> WORK TASK
Work through the entries below and show every line in which "question" is found.

Top of DATA SUPPLIED

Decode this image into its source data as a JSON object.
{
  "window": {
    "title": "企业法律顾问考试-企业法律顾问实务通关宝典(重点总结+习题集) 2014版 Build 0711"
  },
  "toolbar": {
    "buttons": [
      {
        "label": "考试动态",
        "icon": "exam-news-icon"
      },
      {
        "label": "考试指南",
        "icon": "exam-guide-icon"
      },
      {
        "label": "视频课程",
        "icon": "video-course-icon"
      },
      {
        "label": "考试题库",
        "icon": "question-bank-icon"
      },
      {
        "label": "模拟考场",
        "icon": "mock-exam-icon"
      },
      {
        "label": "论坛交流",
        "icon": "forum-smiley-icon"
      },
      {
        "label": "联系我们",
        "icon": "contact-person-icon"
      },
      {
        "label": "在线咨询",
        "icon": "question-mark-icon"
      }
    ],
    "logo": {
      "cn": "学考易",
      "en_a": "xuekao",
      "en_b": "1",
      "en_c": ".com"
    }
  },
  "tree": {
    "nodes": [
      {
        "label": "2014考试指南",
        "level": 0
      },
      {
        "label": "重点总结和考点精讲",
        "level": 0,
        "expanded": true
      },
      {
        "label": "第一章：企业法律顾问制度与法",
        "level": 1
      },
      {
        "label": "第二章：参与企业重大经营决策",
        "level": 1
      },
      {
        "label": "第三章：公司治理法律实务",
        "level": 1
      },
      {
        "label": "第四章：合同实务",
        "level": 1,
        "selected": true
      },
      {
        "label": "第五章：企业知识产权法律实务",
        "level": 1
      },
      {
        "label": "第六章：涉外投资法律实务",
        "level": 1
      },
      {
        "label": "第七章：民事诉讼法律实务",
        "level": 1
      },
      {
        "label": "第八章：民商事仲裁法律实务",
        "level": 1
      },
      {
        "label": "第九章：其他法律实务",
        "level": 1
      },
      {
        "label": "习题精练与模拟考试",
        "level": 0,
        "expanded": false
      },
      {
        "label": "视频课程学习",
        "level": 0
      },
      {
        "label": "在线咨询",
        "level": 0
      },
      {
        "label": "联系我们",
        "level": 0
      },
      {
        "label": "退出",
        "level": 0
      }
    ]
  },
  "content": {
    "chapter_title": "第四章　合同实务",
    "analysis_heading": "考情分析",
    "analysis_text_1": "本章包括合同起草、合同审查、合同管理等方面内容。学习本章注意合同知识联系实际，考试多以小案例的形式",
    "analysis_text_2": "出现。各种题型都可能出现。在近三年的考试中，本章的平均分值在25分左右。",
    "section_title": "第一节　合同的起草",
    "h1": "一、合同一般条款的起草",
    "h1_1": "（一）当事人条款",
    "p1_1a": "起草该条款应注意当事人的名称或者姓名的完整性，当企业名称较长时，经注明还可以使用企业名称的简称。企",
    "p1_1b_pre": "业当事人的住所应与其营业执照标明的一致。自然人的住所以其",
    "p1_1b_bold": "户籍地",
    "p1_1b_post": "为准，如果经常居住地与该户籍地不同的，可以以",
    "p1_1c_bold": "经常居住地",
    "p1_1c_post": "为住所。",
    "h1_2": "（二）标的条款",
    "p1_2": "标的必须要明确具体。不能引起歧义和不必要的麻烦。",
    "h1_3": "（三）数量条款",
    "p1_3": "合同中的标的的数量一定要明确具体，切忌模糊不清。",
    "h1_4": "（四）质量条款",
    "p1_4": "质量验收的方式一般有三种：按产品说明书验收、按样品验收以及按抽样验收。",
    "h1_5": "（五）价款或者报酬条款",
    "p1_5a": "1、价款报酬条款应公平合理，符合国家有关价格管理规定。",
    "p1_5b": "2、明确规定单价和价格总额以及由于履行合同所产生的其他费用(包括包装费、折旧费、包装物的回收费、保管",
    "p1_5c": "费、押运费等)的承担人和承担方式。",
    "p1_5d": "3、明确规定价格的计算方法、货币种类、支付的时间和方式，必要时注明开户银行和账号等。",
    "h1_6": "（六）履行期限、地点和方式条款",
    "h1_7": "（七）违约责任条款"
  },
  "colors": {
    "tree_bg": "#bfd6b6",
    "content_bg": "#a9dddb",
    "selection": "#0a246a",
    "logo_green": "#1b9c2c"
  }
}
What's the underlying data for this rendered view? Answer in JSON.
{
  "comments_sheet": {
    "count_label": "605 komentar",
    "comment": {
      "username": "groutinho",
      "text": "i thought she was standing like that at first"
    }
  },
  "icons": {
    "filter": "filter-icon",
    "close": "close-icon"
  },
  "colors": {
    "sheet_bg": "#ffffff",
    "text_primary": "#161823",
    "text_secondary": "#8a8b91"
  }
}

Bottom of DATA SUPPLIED

> SOLUTION TO THIS EXERCISE
        "icon": "question-bank-icon"
        "icon": "question-mark-icon"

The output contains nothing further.